ACTIVITY: Scan the data below for the string "إنشاء". Copy every line where it appears.

SOURCE DATA:
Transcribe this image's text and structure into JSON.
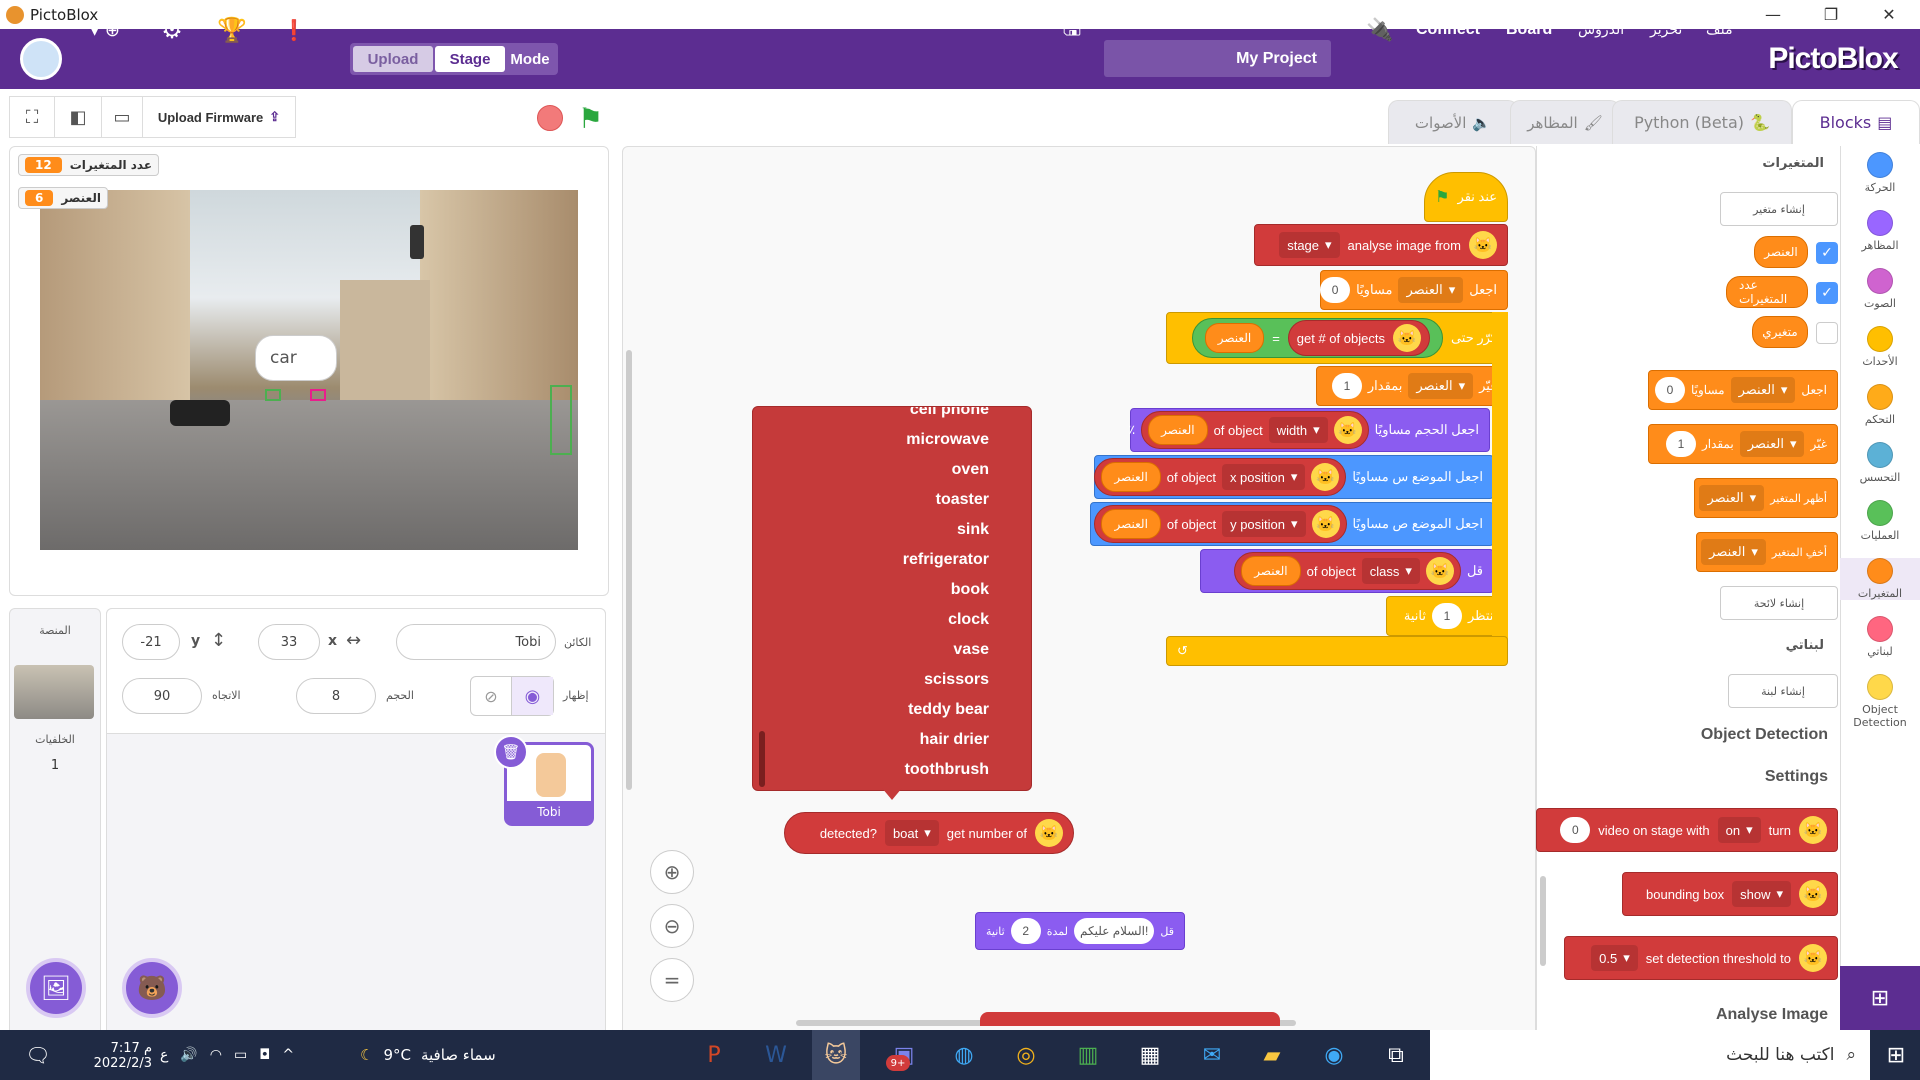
{
  "window": {
    "title": "PictoBlox",
    "min": "—",
    "restore": "❐",
    "close": "✕"
  },
  "menubar": {
    "upload": "Upload",
    "stage": "Stage",
    "mode": "Mode",
    "project_name": "My Project",
    "connect": "Connect",
    "board": "Board",
    "lessons": "الدروس",
    "edit": "تحرير",
    "file": "ملف",
    "brand": "PictoBlox"
  },
  "toolbar": {
    "upload_firmware": "Upload Firmware"
  },
  "monitors": [
    {
      "label": "عدد المتغيرات",
      "value": "12"
    },
    {
      "label": "العنصر",
      "value": "6"
    }
  ],
  "stage": {
    "speech": "car"
  },
  "sprite": {
    "sprite_label": "الكائن",
    "name": "Tobi",
    "x_label": "x",
    "x": "33",
    "y_label": "y",
    "y": "-21",
    "show_label": "إظهار",
    "size_label": "الحجم",
    "size": "8",
    "direction_label": "الاتجاه",
    "direction": "90",
    "thumb_name": "Tobi"
  },
  "stagepane": {
    "title": "المنصة",
    "backdrops_label": "الخلفيات",
    "backdrops_count": "1"
  },
  "tabs": {
    "blocks": "Blocks",
    "python": "Python (Beta)",
    "costumes": "المظاهر",
    "sounds": "الأصوات"
  },
  "script": {
    "hat": "عند نقر",
    "analyse": {
      "a": "analyse image from",
      "b": "stage"
    },
    "set0": {
      "a": "اجعل",
      "var": "العنصر",
      "b": "مساويًا",
      "val": "0"
    },
    "repeat_until": {
      "a": "كرّر حتى",
      "b": "get # of objects",
      "var": "العنصر",
      "eq": "="
    },
    "change": {
      "a": "غيّر",
      "var": "العنصر",
      "b": "بمقدار",
      "val": "1"
    },
    "size": {
      "a": "اجعل الحجم مساويًا",
      "var": "العنصر",
      "b": "of object",
      "c": "width",
      "pct": "٪"
    },
    "setx": {
      "a": "اجعل الموضع س مساويًا",
      "var": "العنصر",
      "b": "of object",
      "c": "x position"
    },
    "sety": {
      "a": "اجعل الموضع ص مساويًا",
      "var": "العنصر",
      "b": "of object",
      "c": "y position"
    },
    "say": {
      "a": "قل",
      "var": "العنصر",
      "b": "of object",
      "c": "class"
    },
    "wait": {
      "a": "انتظر",
      "val": "1",
      "b": "ثانية"
    }
  },
  "detected_block": {
    "a": "get number of",
    "b": "boat",
    "c": "detected?"
  },
  "say_block": {
    "a": "قل",
    "text": "السلام عليكم!",
    "b": "لمدة",
    "val": "2",
    "c": "ثانية"
  },
  "dropdown_items": [
    "cell phone",
    "microwave",
    "oven",
    "toaster",
    "sink",
    "refrigerator",
    "book",
    "clock",
    "vase",
    "scissors",
    "teddy bear",
    "hair drier",
    "toothbrush"
  ],
  "palette": {
    "vars_title": "المتغيرات",
    "make_var": "إنشاء متغير",
    "var1": "العنصر",
    "var2": "عدد المتغيرات",
    "var3": "متغيري",
    "set": {
      "a": "اجعل",
      "var": "العنصر",
      "b": "مساويًا",
      "val": "0"
    },
    "change": {
      "a": "غيّر",
      "var": "العنصر",
      "b": "بمقدار",
      "val": "1"
    },
    "show_var": {
      "a": "أظهر المتغير",
      "var": "العنصر"
    },
    "hide_var": {
      "a": "أخفِ المتغير",
      "var": "العنصر"
    },
    "make_list": "إنشاء لائحة",
    "myblocks_title": "لبناتي",
    "make_block": "إنشاء لبنة",
    "od_title": "Object Detection",
    "settings_title": "Settings",
    "video": {
      "a": "turn",
      "b": "on",
      "c": "video on stage with",
      "val": "0"
    },
    "bbox": {
      "a": "show",
      "b": "bounding box"
    },
    "threshold": {
      "a": "set detection threshold to",
      "b": "0.5"
    },
    "analyse_title": "Analyse Image"
  },
  "categories": [
    {
      "label": "الحركة",
      "color": "#4c97ff"
    },
    {
      "label": "المظاهر",
      "color": "#9966ff"
    },
    {
      "label": "الصوت",
      "color": "#cf63cf"
    },
    {
      "label": "الأحداث",
      "color": "#ffbf00"
    },
    {
      "label": "التحكم",
      "color": "#ffab19"
    },
    {
      "label": "التحسس",
      "color": "#5cb1d6"
    },
    {
      "label": "العمليات",
      "color": "#59c059"
    },
    {
      "label": "المتغيرات",
      "color": "#ff8c1a"
    },
    {
      "label": "لبناتي",
      "color": "#ff6680"
    },
    {
      "label": "Object Detection",
      "color": "#ffd84a"
    }
  ],
  "taskbar": {
    "search": "اكتب هنا للبحث",
    "weather": "سماء صافية",
    "temp": "9°C",
    "time": "7:17 م",
    "date": "2022/2/3",
    "lang": "ع",
    "badge": "9+"
  }
}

YOUR SOLUTION:
    "make_var": "إنشاء متغير",
    "make_list": "إنشاء لائحة",
    "make_block": "إنشاء لبنة",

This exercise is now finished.